In the Tianjin dialect, casual utterance of familiar trisyllabic sequences often induces deletion of phonological segments so that for a trisyllabic string, the non-final syllables would merge into a single syllable. This elide-and-merge process interacts with the rich Tianjin tone sandhi system to produce rather complicated patterns. In this paper, casual speech elision is shown to falls out straightforwardly from a model that recognizes morae as associated with segments and also as tone-bearing units. Thus, elision of morae also removes tonal features. While this understanding provides a clear description of the patterns, it also reveals an ordering paradox: sandhi applies before elision in some cases, but after elision in others. The paradox is resolved by favoring the order that produces a contour tone for the merged syllable.

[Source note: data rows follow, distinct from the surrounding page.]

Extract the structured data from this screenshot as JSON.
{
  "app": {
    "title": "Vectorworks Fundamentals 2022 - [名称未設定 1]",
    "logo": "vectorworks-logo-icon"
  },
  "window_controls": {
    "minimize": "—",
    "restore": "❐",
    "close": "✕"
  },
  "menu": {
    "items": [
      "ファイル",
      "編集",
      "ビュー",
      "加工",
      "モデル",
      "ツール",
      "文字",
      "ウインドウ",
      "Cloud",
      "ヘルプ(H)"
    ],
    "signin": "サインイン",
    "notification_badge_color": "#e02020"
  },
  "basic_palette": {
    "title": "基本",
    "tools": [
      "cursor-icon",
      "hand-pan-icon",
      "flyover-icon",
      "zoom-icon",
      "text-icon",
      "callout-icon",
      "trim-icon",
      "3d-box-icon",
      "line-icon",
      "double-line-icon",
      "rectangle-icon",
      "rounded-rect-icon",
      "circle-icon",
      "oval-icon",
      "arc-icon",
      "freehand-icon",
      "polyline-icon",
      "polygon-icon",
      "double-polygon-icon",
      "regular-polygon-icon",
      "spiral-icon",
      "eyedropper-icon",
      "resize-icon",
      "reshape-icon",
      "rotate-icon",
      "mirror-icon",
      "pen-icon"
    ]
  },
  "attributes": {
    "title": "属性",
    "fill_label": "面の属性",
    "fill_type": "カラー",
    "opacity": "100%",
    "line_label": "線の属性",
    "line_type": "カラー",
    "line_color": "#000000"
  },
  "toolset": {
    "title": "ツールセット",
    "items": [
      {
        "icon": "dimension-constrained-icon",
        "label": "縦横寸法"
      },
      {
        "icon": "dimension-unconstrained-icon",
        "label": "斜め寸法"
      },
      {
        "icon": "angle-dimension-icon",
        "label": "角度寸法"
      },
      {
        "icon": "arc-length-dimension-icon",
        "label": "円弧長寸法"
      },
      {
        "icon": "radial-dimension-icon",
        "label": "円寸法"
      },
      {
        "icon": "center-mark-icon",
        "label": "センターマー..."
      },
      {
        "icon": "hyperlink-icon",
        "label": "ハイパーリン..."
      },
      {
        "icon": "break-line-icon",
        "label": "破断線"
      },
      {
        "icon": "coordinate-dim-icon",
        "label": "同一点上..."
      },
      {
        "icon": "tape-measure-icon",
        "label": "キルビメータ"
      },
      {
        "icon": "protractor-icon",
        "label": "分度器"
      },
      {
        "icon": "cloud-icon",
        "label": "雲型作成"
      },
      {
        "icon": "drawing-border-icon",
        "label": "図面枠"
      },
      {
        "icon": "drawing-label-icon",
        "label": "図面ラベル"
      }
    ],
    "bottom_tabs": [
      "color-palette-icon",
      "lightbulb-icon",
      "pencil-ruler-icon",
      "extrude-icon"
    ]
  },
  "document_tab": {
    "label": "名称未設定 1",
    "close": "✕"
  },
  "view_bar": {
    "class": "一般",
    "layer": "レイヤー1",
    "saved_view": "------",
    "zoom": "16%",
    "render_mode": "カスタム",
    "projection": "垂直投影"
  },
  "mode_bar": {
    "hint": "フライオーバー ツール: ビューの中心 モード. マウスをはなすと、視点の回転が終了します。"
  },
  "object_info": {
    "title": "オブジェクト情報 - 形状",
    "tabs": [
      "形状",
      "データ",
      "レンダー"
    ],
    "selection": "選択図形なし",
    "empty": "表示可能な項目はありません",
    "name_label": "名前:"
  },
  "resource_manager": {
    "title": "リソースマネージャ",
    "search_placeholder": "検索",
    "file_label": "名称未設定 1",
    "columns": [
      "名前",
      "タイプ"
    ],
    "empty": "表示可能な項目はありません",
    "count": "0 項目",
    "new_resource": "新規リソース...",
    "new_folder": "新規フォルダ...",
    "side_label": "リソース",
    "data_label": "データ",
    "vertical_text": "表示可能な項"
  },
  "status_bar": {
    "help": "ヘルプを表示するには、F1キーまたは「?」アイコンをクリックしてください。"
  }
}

An explanation for this can be found if one recognizes that Tianjin is prosodically iambic.
- casual speech
- tone sandhi